◆ **ASSIGNED TASK**: Below is a block of records. Copy every line in it that contains the word "annotation".

◆ **SOURCE DATA**:

==========

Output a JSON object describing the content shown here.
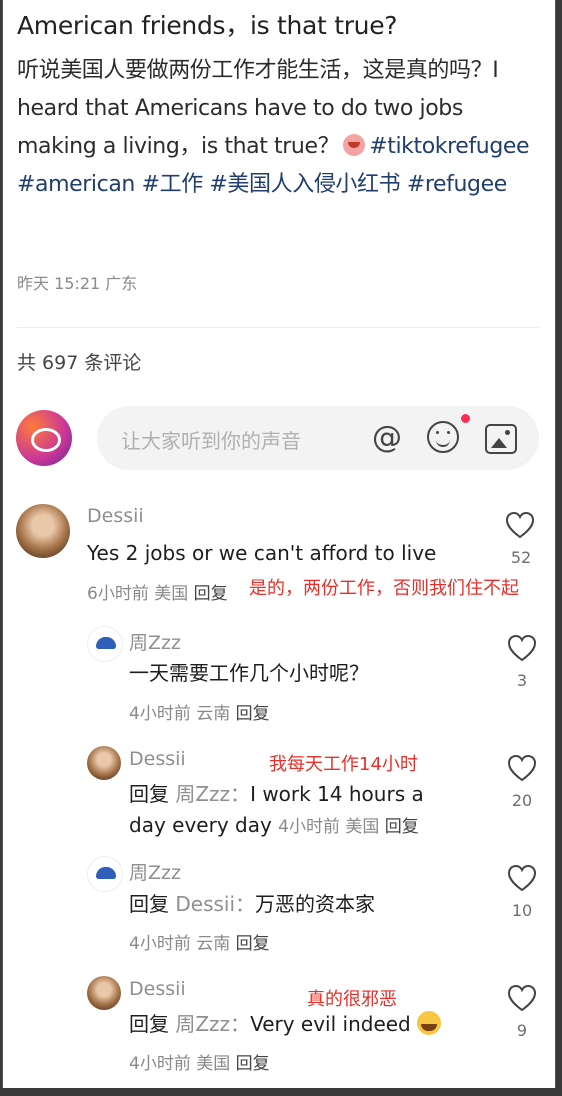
{
  "post": {
    "title": "American friends，is that true?",
    "body_prefix": "听说美国人要做两份工作才能生活，这是真的吗？I heard that Americans have to do two jobs making a living，is that true？",
    "tags": [
      "#tiktokrefugee",
      "#american",
      "#工作",
      "#美国人入侵小红书",
      "#refugee"
    ],
    "meta": "昨天 15:21 广东"
  },
  "comments_count": "共 697 条评论",
  "composer": {
    "placeholder": "让大家听到你的声音",
    "at_icon": "at-icon",
    "emoji_icon": "smiley-icon",
    "image_icon": "image-icon"
  },
  "comments": [
    {
      "user": "Dessii",
      "text": "Yes 2 jobs or we can't afford to live",
      "time": "6小时前",
      "location": "美国",
      "reply_label": "回复",
      "likes": "52",
      "annotation": "是的，两份工作，否则我们住不起"
    },
    {
      "user": "周Zzz",
      "text": "一天需要工作几个小时呢？",
      "time": "4小时前",
      "location": "云南",
      "reply_label": "回复",
      "likes": "3"
    },
    {
      "user": "Dessii",
      "reply_kw": "回复",
      "reply_to": "周Zzz：",
      "text1": "I work 14 hours a",
      "text2": "day every day",
      "time": "4小时前",
      "location": "美国",
      "reply_label": "回复",
      "likes": "20",
      "annotation": "我每天工作14小时"
    },
    {
      "user": "周Zzz",
      "reply_kw": "回复",
      "reply_to": "Dessii：",
      "text": "万恶的资本家",
      "time": "4小时前",
      "location": "云南",
      "reply_label": "回复",
      "likes": "10"
    },
    {
      "user": "Dessii",
      "reply_kw": "回复",
      "reply_to": "周Zzz：",
      "text": "Very evil indeed",
      "emoji": "crying-face-icon",
      "time": "4小时前",
      "location": "美国",
      "reply_label": "回复",
      "likes": "9",
      "annotation": "真的很邪恶"
    }
  ]
}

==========

◆ **TASK RESULT**:
      "annotation": "是的，两份工作，否则我们住不起"
      "annotation": "我每天工作14小时"
      "annotation": "真的很邪恶"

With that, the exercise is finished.